* Dataset rows describing interfaces
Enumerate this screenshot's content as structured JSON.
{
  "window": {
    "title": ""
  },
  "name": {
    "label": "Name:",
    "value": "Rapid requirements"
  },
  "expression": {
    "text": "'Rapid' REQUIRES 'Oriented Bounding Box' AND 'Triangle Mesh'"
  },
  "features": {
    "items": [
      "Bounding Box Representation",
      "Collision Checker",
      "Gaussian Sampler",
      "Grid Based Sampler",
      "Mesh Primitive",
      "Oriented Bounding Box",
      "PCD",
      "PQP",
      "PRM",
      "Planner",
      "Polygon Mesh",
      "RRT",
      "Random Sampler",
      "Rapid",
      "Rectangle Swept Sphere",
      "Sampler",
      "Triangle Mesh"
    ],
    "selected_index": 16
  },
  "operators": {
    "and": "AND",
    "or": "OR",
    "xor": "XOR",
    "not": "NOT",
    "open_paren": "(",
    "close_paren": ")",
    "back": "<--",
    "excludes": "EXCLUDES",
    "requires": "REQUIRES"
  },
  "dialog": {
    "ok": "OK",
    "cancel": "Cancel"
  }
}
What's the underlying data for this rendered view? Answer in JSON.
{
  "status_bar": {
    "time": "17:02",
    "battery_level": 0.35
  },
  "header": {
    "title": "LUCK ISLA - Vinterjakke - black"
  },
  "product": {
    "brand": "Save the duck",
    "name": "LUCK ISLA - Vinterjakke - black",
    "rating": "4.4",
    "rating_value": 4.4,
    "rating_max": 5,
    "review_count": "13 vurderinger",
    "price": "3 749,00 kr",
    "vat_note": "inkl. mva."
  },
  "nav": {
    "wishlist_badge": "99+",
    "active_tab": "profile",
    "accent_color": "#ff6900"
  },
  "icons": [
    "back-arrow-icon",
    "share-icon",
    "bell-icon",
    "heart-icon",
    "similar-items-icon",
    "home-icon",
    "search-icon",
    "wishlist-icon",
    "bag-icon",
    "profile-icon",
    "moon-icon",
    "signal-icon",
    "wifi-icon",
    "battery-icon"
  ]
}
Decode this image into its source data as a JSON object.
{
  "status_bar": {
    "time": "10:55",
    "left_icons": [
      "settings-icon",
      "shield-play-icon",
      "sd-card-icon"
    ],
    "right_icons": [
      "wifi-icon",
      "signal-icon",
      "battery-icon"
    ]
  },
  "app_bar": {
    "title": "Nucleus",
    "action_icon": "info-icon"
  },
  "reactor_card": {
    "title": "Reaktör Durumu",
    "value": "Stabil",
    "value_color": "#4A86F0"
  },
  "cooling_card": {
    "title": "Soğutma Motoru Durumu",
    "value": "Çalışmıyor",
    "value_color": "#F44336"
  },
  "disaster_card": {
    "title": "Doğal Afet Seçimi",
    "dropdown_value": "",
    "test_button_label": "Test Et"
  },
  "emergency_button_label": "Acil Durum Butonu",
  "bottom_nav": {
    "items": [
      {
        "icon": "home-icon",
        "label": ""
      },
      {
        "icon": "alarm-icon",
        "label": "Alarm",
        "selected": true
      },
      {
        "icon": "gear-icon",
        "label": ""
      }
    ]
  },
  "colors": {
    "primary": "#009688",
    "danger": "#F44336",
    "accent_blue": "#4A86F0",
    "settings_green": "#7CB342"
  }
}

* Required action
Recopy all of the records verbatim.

* Your solution
Enumerate this screenshot's content as structured JSON.
{
  "window": {
    "title": ""
  },
  "name": {
    "label": "Name:",
    "value": "Rapid requirements"
  },
  "expression": {
    "text": "'Rapid' REQUIRES 'Oriented Bounding Box' AND 'Triangle Mesh'"
  },
  "features": {
    "items": [
      "Bounding Box Representation",
      "Collision Checker",
      "Gaussian Sampler",
      "Grid Based Sampler",
      "Mesh Primitive",
      "Oriented Bounding Box",
      "PCD",
      "PQP",
      "PRM",
      "Planner",
      "Polygon Mesh",
      "RRT",
      "Random Sampler",
      "Rapid",
      "Rectangle Swept Sphere",
      "Sampler",
      "Triangle Mesh"
    ],
    "selected_index": 16
  },
  "operators": {
    "and": "AND",
    "or": "OR",
    "xor": "XOR",
    "not": "NOT",
    "open_paren": "(",
    "close_paren": ")",
    "back": "<--",
    "excludes": "EXCLUDES",
    "requires": "REQUIRES"
  },
  "dialog": {
    "ok": "OK",
    "cancel": "Cancel"
  }
}
What's the underlying data for this rendered view? Answer in JSON.
{
  "status_bar": {
    "time": "17:02",
    "battery_level": 0.35
  },
  "header": {
    "title": "LUCK ISLA - Vinterjakke - black"
  },
  "product": {
    "brand": "Save the duck",
    "name": "LUCK ISLA - Vinterjakke - black",
    "rating": "4.4",
    "rating_value": 4.4,
    "rating_max": 5,
    "review_count": "13 vurderinger",
    "price": "3 749,00 kr",
    "vat_note": "inkl. mva."
  },
  "nav": {
    "wishlist_badge": "99+",
    "active_tab": "profile",
    "accent_color": "#ff6900"
  },
  "icons": [
    "back-arrow-icon",
    "share-icon",
    "bell-icon",
    "heart-icon",
    "similar-items-icon",
    "home-icon",
    "search-icon",
    "wishlist-icon",
    "bag-icon",
    "profile-icon",
    "moon-icon",
    "signal-icon",
    "wifi-icon",
    "battery-icon"
  ]
}
Decode this image into its source data as a JSON object.
{
  "status_bar": {
    "time": "10:55",
    "left_icons": [
      "settings-icon",
      "shield-play-icon",
      "sd-card-icon"
    ],
    "right_icons": [
      "wifi-icon",
      "signal-icon",
      "battery-icon"
    ]
  },
  "app_bar": {
    "title": "Nucleus",
    "action_icon": "info-icon"
  },
  "reactor_card": {
    "title": "Reaktör Durumu",
    "value": "Stabil",
    "value_color": "#4A86F0"
  },
  "cooling_card": {
    "title": "Soğutma Motoru Durumu",
    "value": "Çalışmıyor",
    "value_color": "#F44336"
  },
  "disaster_card": {
    "title": "Doğal Afet Seçimi",
    "dropdown_value": "",
    "test_button_label": "Test Et"
  },
  "emergency_button_label": "Acil Durum Butonu",
  "bottom_nav": {
    "items": [
      {
        "icon": "home-icon",
        "label": ""
      },
      {
        "icon": "alarm-icon",
        "label": "Alarm",
        "selected": true
      },
      {
        "icon": "gear-icon",
        "label": ""
      }
    ]
  },
  "colors": {
    "primary": "#009688",
    "danger": "#F44336",
    "accent_blue": "#4A86F0",
    "settings_green": "#7CB342"
  }
}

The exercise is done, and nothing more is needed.